*Directions*.
All of the records must come back exactly. Please repeat them in full.

[Page and application data records]

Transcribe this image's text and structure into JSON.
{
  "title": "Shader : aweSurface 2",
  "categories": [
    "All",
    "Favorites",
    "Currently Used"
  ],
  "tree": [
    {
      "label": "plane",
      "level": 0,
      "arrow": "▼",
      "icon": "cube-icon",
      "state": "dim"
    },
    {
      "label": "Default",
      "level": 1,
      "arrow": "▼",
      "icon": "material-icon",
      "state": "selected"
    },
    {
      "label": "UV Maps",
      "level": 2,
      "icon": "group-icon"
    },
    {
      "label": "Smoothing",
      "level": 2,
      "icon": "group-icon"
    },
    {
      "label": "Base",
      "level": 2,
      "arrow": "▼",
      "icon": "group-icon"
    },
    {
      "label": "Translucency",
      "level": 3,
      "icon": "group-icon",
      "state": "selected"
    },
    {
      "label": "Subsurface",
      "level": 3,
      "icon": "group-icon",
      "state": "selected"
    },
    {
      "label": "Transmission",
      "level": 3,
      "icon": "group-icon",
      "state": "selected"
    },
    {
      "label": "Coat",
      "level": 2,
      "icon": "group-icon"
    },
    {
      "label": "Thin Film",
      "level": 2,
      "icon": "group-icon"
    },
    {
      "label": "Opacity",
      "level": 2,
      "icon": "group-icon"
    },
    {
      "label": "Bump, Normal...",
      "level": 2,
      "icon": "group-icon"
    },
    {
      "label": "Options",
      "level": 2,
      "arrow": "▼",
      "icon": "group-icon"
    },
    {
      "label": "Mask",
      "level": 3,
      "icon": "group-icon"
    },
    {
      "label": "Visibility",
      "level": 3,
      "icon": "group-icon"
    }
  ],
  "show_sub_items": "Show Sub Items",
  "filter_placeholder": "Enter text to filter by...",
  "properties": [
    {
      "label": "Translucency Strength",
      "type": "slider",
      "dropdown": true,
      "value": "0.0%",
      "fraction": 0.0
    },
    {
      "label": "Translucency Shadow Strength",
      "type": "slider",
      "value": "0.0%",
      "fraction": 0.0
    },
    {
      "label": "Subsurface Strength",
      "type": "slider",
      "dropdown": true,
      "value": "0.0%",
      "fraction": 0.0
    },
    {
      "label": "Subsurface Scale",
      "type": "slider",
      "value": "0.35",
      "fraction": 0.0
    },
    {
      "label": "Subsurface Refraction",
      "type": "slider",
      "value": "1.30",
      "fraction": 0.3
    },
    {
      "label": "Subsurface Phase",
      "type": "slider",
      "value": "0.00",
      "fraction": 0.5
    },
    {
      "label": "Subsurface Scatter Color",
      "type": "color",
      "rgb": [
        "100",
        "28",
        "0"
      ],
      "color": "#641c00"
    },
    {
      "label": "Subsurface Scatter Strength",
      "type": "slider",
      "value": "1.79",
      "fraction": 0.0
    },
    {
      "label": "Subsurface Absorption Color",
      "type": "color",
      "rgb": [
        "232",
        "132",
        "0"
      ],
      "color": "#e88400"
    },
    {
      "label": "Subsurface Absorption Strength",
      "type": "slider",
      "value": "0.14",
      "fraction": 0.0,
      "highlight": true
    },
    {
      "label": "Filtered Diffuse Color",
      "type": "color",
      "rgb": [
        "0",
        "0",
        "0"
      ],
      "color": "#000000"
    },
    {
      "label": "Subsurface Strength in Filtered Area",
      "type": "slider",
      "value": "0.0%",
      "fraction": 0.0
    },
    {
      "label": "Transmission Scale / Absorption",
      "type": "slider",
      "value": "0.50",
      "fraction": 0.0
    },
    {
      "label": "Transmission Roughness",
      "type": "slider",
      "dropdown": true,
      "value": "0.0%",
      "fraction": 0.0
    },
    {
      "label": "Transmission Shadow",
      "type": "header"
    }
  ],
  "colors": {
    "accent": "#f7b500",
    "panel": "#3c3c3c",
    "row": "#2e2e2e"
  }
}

*Answer to this problem*.
Transcribe this image's text and structure into JSON.
{
  "title": "Shader : aweSurface 2",
  "categories": [
    "All",
    "Favorites",
    "Currently Used"
  ],
  "tree": [
    {
      "label": "plane",
      "level": 0,
      "arrow": "▼",
      "icon": "cube-icon",
      "state": "dim"
    },
    {
      "label": "Default",
      "level": 1,
      "arrow": "▼",
      "icon": "material-icon",
      "state": "selected"
    },
    {
      "label": "UV Maps",
      "level": 2,
      "icon": "group-icon"
    },
    {
      "label": "Smoothing",
      "level": 2,
      "icon": "group-icon"
    },
    {
      "label": "Base",
      "level": 2,
      "arrow": "▼",
      "icon": "group-icon"
    },
    {
      "label": "Translucency",
      "level": 3,
      "icon": "group-icon",
      "state": "selected"
    },
    {
      "label": "Subsurface",
      "level": 3,
      "icon": "group-icon",
      "state": "selected"
    },
    {
      "label": "Transmission",
      "level": 3,
      "icon": "group-icon",
      "state": "selected"
    },
    {
      "label": "Coat",
      "level": 2,
      "icon": "group-icon"
    },
    {
      "label": "Thin Film",
      "level": 2,
      "icon": "group-icon"
    },
    {
      "label": "Opacity",
      "level": 2,
      "icon": "group-icon"
    },
    {
      "label": "Bump, Normal...",
      "level": 2,
      "icon": "group-icon"
    },
    {
      "label": "Options",
      "level": 2,
      "arrow": "▼",
      "icon": "group-icon"
    },
    {
      "label": "Mask",
      "level": 3,
      "icon": "group-icon"
    },
    {
      "label": "Visibility",
      "level": 3,
      "icon": "group-icon"
    }
  ],
  "show_sub_items": "Show Sub Items",
  "filter_placeholder": "Enter text to filter by...",
  "properties": [
    {
      "label": "Translucency Strength",
      "type": "slider",
      "dropdown": true,
      "value": "0.0%",
      "fraction": 0.0
    },
    {
      "label": "Translucency Shadow Strength",
      "type": "slider",
      "value": "0.0%",
      "fraction": 0.0
    },
    {
      "label": "Subsurface Strength",
      "type": "slider",
      "dropdown": true,
      "value": "0.0%",
      "fraction": 0.0
    },
    {
      "label": "Subsurface Scale",
      "type": "slider",
      "value": "0.35",
      "fraction": 0.0
    },
    {
      "label": "Subsurface Refraction",
      "type": "slider",
      "value": "1.30",
      "fraction": 0.3
    },
    {
      "label": "Subsurface Phase",
      "type": "slider",
      "value": "0.00",
      "fraction": 0.5
    },
    {
      "label": "Subsurface Scatter Color",
      "type": "color",
      "rgb": [
        "100",
        "28",
        "0"
      ],
      "color": "#641c00"
    },
    {
      "label": "Subsurface Scatter Strength",
      "type": "slider",
      "value": "1.79",
      "fraction": 0.0
    },
    {
      "label": "Subsurface Absorption Color",
      "type": "color",
      "rgb": [
        "232",
        "132",
        "0"
      ],
      "color": "#e88400"
    },
    {
      "label": "Subsurface Absorption Strength",
      "type": "slider",
      "value": "0.14",
      "fraction": 0.0,
      "highlight": true
    },
    {
      "label": "Filtered Diffuse Color",
      "type": "color",
      "rgb": [
        "0",
        "0",
        "0"
      ],
      "color": "#000000"
    },
    {
      "label": "Subsurface Strength in Filtered Area",
      "type": "slider",
      "value": "0.0%",
      "fraction": 0.0
    },
    {
      "label": "Transmission Scale / Absorption",
      "type": "slider",
      "value": "0.50",
      "fraction": 0.0
    },
    {
      "label": "Transmission Roughness",
      "type": "slider",
      "dropdown": true,
      "value": "0.0%",
      "fraction": 0.0
    },
    {
      "label": "Transmission Shadow",
      "type": "header"
    }
  ],
  "colors": {
    "accent": "#f7b500",
    "panel": "#3c3c3c",
    "row": "#2e2e2e"
  }
}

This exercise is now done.